By John Gruber
Sky Guide brings the beauty of the stars down to Earth.
Mike Jazayeri, Chrome product manager:
We expect even more rapid innovation in the web media platform in the coming year and are focusing our investments in those technologies that are developed and licensed based on open web principles. To that end, we are changing Chrome’s HTML5
<video>support to make it consistent with the codecs already supported by the open Chromium project. Specifically, we are supporting the WebM (VP8) and Theora video codecs, and will consider adding support for other high-quality open codecs in the future. Though H.264 plays an important role in video, as our goal is to enable open innovation, support for the codec will be removed and our resources directed towards completely open codec technologies.
A bold move, to be sure. H.264 is widely used. WebM and Theora aren’t. Perhaps this move will push more publishers toward serving video encoded with WebM. The big problem WebM has versus H.264 is that there are hardware decoders for H.264. This is key for mobile devices. It’s the hardware video decoding that allows mobile devices to get such long battery life and smooth performance for video playback. There’s no way publishers can drop H.264. To support Chrome, they’d have to add WebM-encoded versions of each video.
My bet is that this is just going to push publishers toward forcing Chrome users to use Flash for video playback — and that the video that gets sent to Flash Player will be encoded as H.264. Google can fix this for YouTube on its own, and admittedly, that covers an awful lot of web video. But I think everywhere else, H.264 will continue to dominate, and instead of getting native playback, Chrome users will get playback through Flash. This should be great for Chrome OS laptop battery life.

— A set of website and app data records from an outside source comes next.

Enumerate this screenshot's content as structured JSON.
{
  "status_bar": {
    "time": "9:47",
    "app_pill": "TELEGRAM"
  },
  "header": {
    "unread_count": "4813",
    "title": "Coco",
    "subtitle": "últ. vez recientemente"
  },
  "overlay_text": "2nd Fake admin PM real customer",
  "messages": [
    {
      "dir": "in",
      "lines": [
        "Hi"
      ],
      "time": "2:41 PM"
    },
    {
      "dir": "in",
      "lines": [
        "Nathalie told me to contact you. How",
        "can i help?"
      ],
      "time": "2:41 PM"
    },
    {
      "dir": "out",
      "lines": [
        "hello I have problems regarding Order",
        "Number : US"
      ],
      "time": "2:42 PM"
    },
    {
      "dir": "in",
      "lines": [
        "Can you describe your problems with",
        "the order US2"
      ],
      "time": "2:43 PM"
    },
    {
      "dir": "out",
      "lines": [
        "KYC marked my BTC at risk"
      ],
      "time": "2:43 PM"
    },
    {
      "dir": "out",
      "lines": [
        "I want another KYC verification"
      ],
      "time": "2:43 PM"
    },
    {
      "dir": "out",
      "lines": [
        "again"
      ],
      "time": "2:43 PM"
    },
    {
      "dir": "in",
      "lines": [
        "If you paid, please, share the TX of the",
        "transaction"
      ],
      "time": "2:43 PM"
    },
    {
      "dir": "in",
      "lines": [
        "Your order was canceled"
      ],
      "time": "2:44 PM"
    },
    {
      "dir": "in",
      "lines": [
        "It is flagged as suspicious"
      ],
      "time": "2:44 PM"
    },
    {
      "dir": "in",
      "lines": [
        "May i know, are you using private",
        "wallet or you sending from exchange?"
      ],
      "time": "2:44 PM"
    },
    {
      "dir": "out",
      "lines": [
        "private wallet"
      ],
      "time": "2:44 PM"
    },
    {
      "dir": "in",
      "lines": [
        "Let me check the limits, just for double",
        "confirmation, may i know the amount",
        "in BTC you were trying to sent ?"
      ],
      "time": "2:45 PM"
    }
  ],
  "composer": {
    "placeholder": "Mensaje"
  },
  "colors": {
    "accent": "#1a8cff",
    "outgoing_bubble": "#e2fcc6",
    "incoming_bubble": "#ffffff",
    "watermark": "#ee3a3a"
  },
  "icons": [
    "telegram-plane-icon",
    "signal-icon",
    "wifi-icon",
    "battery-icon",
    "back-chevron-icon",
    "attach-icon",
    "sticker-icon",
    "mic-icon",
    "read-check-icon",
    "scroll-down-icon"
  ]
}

Update: Here’s a thought. If Google is dropping support for H.264 because their “goal is to enable open innovation”, why don’t they also drop support for closed plugins like Flash Player? As it stands now, Chrome not only supports Flash, it ships with its own embedded copy of Flash. I don’t see how Google keeps Flash but drops H.264 in the name of “openness” without being seen as utter hypocrites.
★ Tuesday, 11 January 2011